Parade killings judge nears decision on Supreme Court run

November 28, 2022 GMT

WAUKESHA, Wis. (AP) — The judge who presided over the trial of the man convicted of killing six people during the Waukesha Christmas parade said Monday that she will make a decision on whether to run for the Wisconsin Supreme Court “in the coming days.”

Waukesha County Circuit Judge Jennifer Dorow’s comments to WTMJ-TV in Milwaukee are the first public remarks she has made about a potential run for the state Supreme Court. She has been considering getting into the race for weeks, after she garnered national attention while presiding over the Darrell Brooks trial.

Dorow told WTMJ that she has “been overwhelmed with the outpouring of support and encouragement to consider a run for the Supreme Court.”

Dorow said she was considering all of her options.

“I want to weigh things, and certainly talk to my family, and make a decision over the next couple days,” she said.

The Supreme Court race is important for both sides as the winner will determine the ideological makeup of the court, which is currently controlled 4-3 by conservatives. One of the conservative justices, Patience Roggensack, is retiring, creating the open seat.


The court has been bitterly partisan for more than a decade and ruled on several major policy disputes, including upholding Republican-drawn legislative maps and banning absentee ballot drop boxes. Several major cases are expected to head before the court next year, including a challenge to Wisconsin’s 173-year-old abortion ban law.

Dane County Circuit Judge Everett Mitchell and Milwaukee County Circuit Judge Janet Protasiewicz, both liberals, are running as is Dan Kelly, a conservative former Wisconsin Supreme Court justice. A Feb. 21 primary will narrow the field to two finalists for the April 4 election. The winner will take the seat in August.

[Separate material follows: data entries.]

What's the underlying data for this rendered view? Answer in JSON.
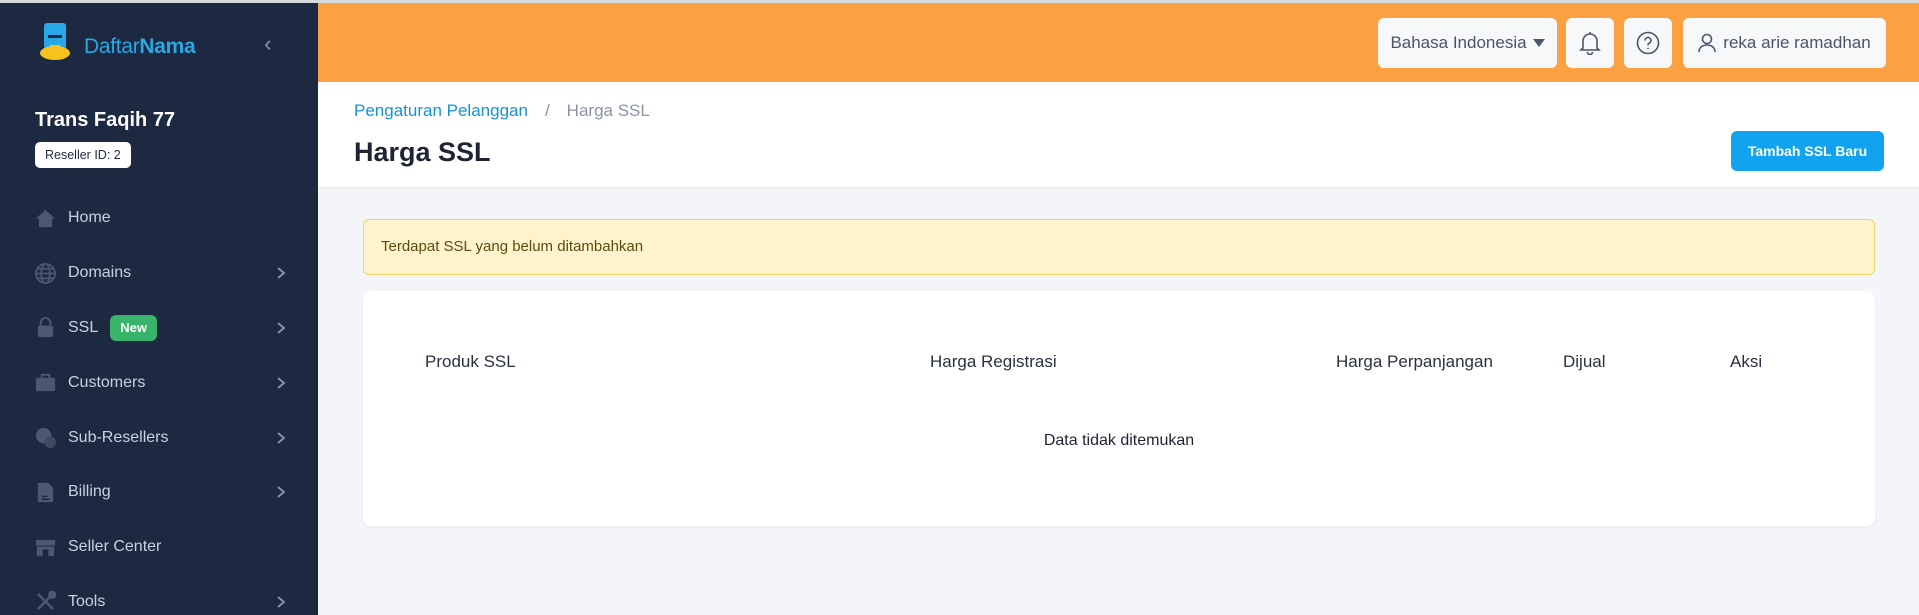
{
  "brand": {
    "name_part1": "Daftar",
    "name_part2": "Nama",
    "tagline": ""
  },
  "sidebar": {
    "org_name": "Trans Faqih 77",
    "reseller_badge": "Reseller ID: 2",
    "items": [
      {
        "label": "Home",
        "icon": "home-icon",
        "has_chevron": false
      },
      {
        "label": "Domains",
        "icon": "globe-icon",
        "has_chevron": true
      },
      {
        "label": "SSL",
        "icon": "lock-icon",
        "has_chevron": true,
        "badge": "New"
      },
      {
        "label": "Customers",
        "icon": "briefcase-icon",
        "has_chevron": true
      },
      {
        "label": "Sub-Resellers",
        "icon": "users-icon",
        "has_chevron": true
      },
      {
        "label": "Billing",
        "icon": "document-icon",
        "has_chevron": true
      },
      {
        "label": "Seller Center",
        "icon": "store-icon",
        "has_chevron": false
      },
      {
        "label": "Tools",
        "icon": "tools-icon",
        "has_chevron": true
      }
    ]
  },
  "header": {
    "language": "Bahasa Indonesia",
    "user_name": "reka arie ramadhan",
    "colors": {
      "bar": "#fba141"
    }
  },
  "page": {
    "breadcrumb": {
      "parent": "Pengaturan Pelanggan",
      "current": "Harga SSL"
    },
    "title": "Harga SSL",
    "add_button": "Tambah SSL Baru",
    "alert": "Terdapat SSL yang belum ditambahkan",
    "table": {
      "columns": [
        "Produk SSL",
        "Harga Registrasi",
        "Harga Perpanjangan",
        "Dijual",
        "Aksi"
      ],
      "empty_text": "Data tidak ditemukan"
    }
  },
  "colors": {
    "sidebar": "#1c2940",
    "primary": "#11a3ef",
    "alert_bg": "#fff4cc",
    "badge_new": "#3ab36a"
  }
}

A jury convicted Brooks on six counts of first-degree intentional homicide following the live-streamed trial and Dorow sentenced him to life in prison without the possibility of parole on Nov. 16. Dorow declined to discuss the case with WTMJ, due to a pending appeal, but said the case was her biggest ever and she was proud of how she handled it.